Jetpack adds a top-level menu upon installation, listed at the top of the admin menu just below the dashboard but above the posts tab. Krosgard and others see this as an afront to their posts, as if Jetpack assumes it’s own superiority over the author’s content. Krogsgard even mentions a plugin called Menu Humility that specifically shoves the Jetpack option to the bottom of the menu.
To this, Mullenweg says the Jetpack menu item actually consolidates several things, including:
- Site stats, the number one most popular page in the admin on WP.com, above any core pages,
- Akismet configuration and stats, the most popular plugin on WP.org, which usually gets its own menu item under Dashboard, and
- VaultPress status, stats, and configuration, which gets its own top-level menu item if Jetpack is not installed.
He notes that the respective stats pages are quite popular, which is why Jetpack links to blog stats in the admin bar. Simply put, Mullenweg feels “it goes best with the “Dashboard” part of the WordPress menu rather than the content or settings area, or buried at the bottom.”
Krogsgard contends the settings page presents itself in a custom manner and makes it hard to find where to deactivate modules. Most of the new options are auto-activated, which can trump set up that took you awhile to complete and were happy with.
Mullenweg says the decision on whether to auto-activate certain items is on a case-by-case basis. Typically there are notifications about what gets activated when you upgrade to a new version of Jetpack. The expectation is that when you click the update button, you won’t need to go through a second activation step for the thing just installed, especially if it’s a secondary item, such as additional widgets.

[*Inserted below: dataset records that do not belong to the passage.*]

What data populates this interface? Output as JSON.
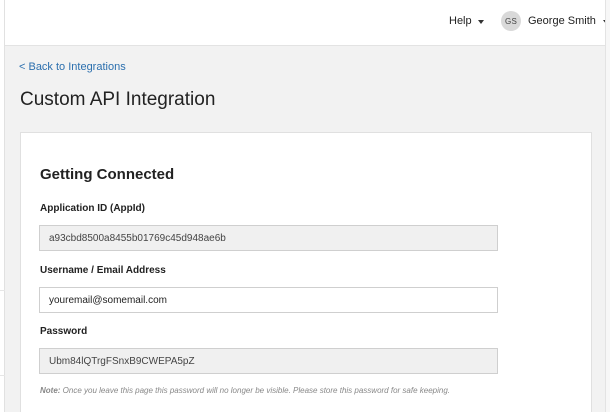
{
  "header": {
    "help_label": "Help",
    "user": {
      "initials": "GS",
      "name": "George Smith"
    }
  },
  "nav": {
    "back_link": "< Back to Integrations"
  },
  "page": {
    "title": "Custom API Integration"
  },
  "card": {
    "title": "Getting Connected",
    "fields": {
      "app_id": {
        "label": "Application ID (AppId)",
        "value": "a93cbd8500a8455b01769c45d948ae6b"
      },
      "username": {
        "label": "Username / Email Address",
        "value": "youremail@somemail.com"
      },
      "password": {
        "label": "Password",
        "value": "Ubm84lQTrgFSnxB9CWEPA5pZ"
      }
    },
    "note": {
      "prefix": "Note:",
      "text": " Once you leave this page this password will no longer be visible. Please store this password for safe keeping."
    }
  },
  "colors": {
    "link": "#2b6fae",
    "background": "#f2f2f2",
    "readonly_field": "#f0f0f0"
  },
  "icons": [
    "caret-down-icon",
    "avatar"
  ]
}
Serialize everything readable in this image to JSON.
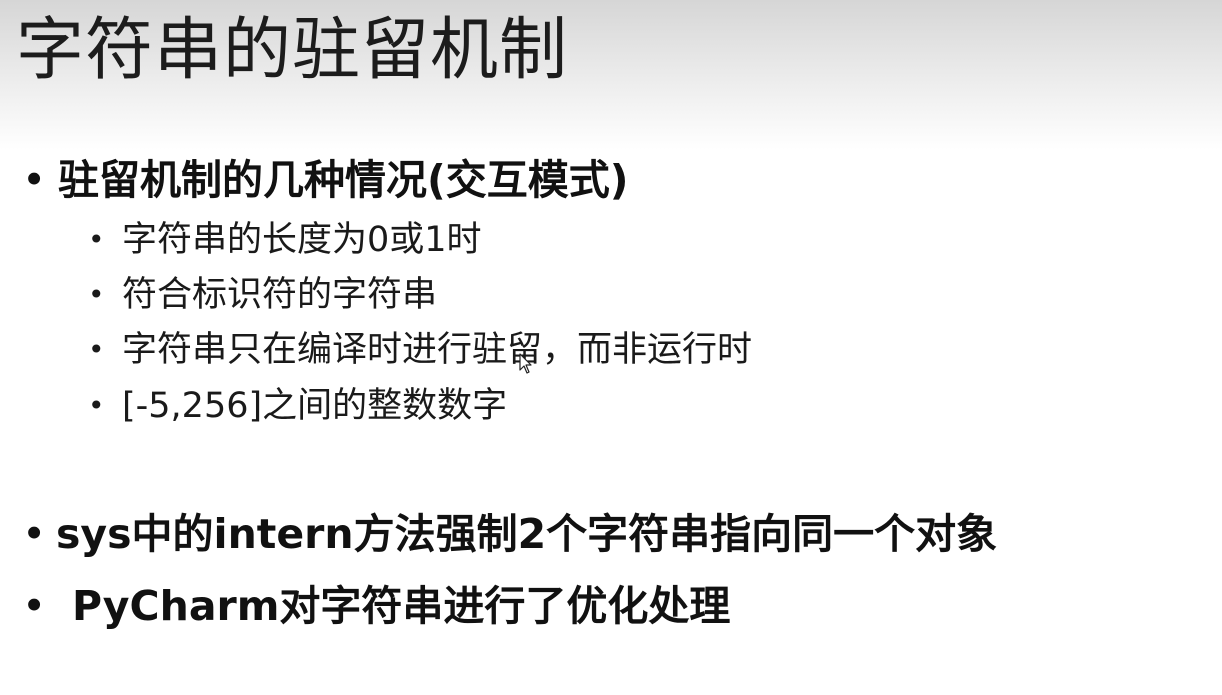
{
  "slide": {
    "title": "字符串的驻留机制",
    "bullets": [
      {
        "text": "驻留机制的几种情况(交互模式)",
        "sub_items": [
          "字符串的长度为0或1时",
          "符合标识符的字符串",
          "字符串只在编译时进行驻留，而非运行时",
          "[-5,256]之间的整数数字"
        ]
      },
      {
        "text": "sys中的intern方法强制2个字符串指向同一个对象"
      },
      {
        "text": "PyCharm对字符串进行了优化处理"
      }
    ]
  },
  "icons": {
    "bullet": "•",
    "cursor": "mouse-pointer-icon"
  }
}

Mullenweg says that where things are “off” by default for people upgrading is “when it significantly modifies the front-end of the blog, or potentially conflicts with an existing plugin” and cites Comments and Carousel as examples.
Krogsgard urges readers who have enabled Jetpack comments to leave a test comment on their own site while not logged it. He notes that when you submit “the entire page redirects to http://jetpack.wordpress.com/jetpack-comment, and back again.” Krogsgard found this pretty alarming, noting that a random commenter would likely think that some kind of error occurred, increasing the chances that they would be scared away from your site.
Mullenweg notes that is is by design and is part of why the WordPress.com account is necessary:”This way the apps we’ve registered can ‘work’ on your domain, and though it’s through an iframe, that’s completely invisible to most users, they just see a nice-looking comment form on your site. We have to do this through an iframe rather than writing information directly to your site because otherwise your domain would have access to user’s information just when they visit, which would be a security problem.”
He also notes that every comment comes back to your database, and you still have complete control over the markup and styling of the rest of the comment thread.
And so. . .
Mullenweg’s commentary is plainspoken and direct, and he manages to keep a tone that encourages a spirit of collaboration versus a tense defense of Automattic’s decisions where Jetpack is concerned. It’s designed the way it is in an effort to address user feedback, security and ease-of-use concerns which are things every company with a product strives to do.
What do you think? Do you use Jetpack on your site? Do you find these issues are a concern for you? Do Mullenweg’s explanations sway you one way or the other? Leave us your comments in the box below.